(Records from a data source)
==*==

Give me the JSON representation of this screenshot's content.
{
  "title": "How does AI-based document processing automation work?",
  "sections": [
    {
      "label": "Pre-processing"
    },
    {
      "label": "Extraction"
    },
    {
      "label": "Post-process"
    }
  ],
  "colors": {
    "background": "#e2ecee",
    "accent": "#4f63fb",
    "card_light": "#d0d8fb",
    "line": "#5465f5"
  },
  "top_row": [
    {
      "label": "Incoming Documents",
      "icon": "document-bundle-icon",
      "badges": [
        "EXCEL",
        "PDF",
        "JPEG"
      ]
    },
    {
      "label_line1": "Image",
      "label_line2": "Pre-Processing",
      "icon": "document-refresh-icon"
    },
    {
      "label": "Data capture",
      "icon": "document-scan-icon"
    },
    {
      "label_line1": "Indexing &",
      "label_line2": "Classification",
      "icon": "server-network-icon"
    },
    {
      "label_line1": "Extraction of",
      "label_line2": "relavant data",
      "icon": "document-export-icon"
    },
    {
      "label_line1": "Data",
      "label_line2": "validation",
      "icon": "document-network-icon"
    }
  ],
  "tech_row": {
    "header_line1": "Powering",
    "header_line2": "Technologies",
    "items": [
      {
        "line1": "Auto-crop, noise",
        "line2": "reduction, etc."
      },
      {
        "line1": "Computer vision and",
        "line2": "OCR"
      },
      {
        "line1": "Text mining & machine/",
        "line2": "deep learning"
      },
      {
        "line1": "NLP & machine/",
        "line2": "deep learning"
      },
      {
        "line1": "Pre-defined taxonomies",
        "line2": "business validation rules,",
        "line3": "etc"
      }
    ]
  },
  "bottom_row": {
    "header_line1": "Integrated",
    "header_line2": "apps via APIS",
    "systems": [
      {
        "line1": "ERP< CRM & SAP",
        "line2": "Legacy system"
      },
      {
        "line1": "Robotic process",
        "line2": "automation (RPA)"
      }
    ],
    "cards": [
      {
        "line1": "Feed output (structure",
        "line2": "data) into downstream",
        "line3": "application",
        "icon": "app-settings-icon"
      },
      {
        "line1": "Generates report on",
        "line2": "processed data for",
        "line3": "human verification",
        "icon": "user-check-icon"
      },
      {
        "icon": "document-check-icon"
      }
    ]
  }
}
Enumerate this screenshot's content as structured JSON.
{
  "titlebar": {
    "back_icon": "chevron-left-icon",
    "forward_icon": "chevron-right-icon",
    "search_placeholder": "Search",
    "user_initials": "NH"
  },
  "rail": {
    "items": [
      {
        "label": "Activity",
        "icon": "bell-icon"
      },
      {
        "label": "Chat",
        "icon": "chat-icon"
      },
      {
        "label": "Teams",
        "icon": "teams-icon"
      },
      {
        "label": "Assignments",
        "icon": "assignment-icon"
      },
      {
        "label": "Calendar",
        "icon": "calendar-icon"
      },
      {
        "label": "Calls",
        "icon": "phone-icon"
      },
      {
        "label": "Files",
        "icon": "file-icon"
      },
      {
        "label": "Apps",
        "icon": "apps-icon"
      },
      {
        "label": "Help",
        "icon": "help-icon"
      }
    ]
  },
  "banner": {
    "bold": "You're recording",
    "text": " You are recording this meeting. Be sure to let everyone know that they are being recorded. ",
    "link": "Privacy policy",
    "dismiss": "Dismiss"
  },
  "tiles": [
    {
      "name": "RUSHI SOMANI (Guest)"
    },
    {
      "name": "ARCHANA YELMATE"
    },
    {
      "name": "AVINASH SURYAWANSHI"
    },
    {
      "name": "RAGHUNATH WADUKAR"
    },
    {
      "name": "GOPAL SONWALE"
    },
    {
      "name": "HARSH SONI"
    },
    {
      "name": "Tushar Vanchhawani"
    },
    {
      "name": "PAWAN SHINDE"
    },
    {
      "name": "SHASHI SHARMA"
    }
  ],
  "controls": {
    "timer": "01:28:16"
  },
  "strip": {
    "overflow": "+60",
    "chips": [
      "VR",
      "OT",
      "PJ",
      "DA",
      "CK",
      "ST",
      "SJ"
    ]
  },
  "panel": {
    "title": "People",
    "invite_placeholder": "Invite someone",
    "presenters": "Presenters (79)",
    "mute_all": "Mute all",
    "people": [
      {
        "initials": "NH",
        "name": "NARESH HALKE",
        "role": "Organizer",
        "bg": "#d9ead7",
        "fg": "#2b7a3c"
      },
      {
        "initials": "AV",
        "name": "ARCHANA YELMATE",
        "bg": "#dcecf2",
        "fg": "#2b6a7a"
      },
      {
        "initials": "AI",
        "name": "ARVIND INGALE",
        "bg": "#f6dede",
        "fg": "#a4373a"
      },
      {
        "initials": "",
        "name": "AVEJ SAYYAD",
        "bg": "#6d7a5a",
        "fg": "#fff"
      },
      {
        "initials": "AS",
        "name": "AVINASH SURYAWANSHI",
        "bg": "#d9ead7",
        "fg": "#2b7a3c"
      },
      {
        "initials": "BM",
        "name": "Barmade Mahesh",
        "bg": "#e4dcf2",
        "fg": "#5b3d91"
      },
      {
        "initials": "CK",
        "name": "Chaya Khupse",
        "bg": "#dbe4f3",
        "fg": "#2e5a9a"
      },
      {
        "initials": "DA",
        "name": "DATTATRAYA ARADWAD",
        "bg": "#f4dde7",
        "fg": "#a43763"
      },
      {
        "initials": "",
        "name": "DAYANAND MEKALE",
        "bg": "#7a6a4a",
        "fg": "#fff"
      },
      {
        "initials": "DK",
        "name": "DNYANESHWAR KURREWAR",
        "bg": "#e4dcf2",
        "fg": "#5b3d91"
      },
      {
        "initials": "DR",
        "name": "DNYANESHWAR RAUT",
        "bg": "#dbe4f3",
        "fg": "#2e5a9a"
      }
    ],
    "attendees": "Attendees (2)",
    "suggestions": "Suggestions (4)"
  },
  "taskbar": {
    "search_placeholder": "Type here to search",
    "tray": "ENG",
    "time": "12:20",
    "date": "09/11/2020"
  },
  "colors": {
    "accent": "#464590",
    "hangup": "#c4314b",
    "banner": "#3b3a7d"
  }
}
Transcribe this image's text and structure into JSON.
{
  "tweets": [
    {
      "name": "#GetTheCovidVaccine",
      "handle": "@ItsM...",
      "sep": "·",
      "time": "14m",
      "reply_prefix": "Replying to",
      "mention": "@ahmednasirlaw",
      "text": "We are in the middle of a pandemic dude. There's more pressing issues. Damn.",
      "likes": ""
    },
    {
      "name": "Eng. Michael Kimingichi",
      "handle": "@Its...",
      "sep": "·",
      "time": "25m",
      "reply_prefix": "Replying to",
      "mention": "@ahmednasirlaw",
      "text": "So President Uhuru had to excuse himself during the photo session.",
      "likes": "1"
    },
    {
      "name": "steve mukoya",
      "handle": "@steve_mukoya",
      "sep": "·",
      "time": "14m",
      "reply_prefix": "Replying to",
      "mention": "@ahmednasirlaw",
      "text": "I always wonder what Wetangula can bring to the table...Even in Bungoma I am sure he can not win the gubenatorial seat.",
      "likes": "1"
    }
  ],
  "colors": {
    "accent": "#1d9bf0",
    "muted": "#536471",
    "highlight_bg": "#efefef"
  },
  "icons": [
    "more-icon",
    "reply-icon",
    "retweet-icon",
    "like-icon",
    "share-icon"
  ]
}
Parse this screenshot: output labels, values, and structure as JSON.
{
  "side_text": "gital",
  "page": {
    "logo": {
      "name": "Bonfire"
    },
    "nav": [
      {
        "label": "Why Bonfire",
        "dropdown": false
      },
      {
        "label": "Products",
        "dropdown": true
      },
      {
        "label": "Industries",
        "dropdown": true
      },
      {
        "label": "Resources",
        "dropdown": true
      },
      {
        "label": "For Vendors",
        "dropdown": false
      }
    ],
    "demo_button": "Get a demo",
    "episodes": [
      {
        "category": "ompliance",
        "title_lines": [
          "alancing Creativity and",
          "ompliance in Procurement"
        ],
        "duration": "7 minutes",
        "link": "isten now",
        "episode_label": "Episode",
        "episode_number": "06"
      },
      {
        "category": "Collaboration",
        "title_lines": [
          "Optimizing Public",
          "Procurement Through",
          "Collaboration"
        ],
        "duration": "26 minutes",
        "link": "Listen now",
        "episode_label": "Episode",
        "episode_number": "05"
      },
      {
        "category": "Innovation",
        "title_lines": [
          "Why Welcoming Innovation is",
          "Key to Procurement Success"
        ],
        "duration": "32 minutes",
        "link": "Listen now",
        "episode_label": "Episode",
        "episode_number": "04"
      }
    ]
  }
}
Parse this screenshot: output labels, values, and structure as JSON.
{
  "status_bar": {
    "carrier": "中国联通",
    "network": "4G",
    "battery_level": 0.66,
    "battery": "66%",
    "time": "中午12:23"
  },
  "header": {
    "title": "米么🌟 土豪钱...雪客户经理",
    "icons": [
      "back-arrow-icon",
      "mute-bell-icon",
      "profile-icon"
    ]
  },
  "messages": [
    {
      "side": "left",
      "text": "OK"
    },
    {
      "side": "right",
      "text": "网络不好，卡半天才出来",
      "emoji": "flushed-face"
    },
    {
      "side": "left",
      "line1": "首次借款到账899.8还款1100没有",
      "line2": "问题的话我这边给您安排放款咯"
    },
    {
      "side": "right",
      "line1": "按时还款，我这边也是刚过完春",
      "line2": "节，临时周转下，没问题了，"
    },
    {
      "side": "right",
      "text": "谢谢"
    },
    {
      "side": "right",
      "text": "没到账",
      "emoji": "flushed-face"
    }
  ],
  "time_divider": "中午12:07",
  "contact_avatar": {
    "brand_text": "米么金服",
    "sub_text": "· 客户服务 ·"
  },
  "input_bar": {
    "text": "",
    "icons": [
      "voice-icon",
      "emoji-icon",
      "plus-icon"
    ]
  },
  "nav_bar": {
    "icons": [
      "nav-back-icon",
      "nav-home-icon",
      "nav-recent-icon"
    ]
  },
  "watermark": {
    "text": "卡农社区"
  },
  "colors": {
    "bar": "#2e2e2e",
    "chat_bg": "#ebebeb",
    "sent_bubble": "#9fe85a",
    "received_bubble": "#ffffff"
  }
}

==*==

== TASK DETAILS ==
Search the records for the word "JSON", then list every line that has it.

== RESPONSE ==
Give me the JSON representation of this screenshot's content.
Enumerate this screenshot's content as structured JSON.
Transcribe this image's text and structure into JSON.
Parse this screenshot: output labels, values, and structure as JSON.
Parse this screenshot: output labels, values, and structure as JSON.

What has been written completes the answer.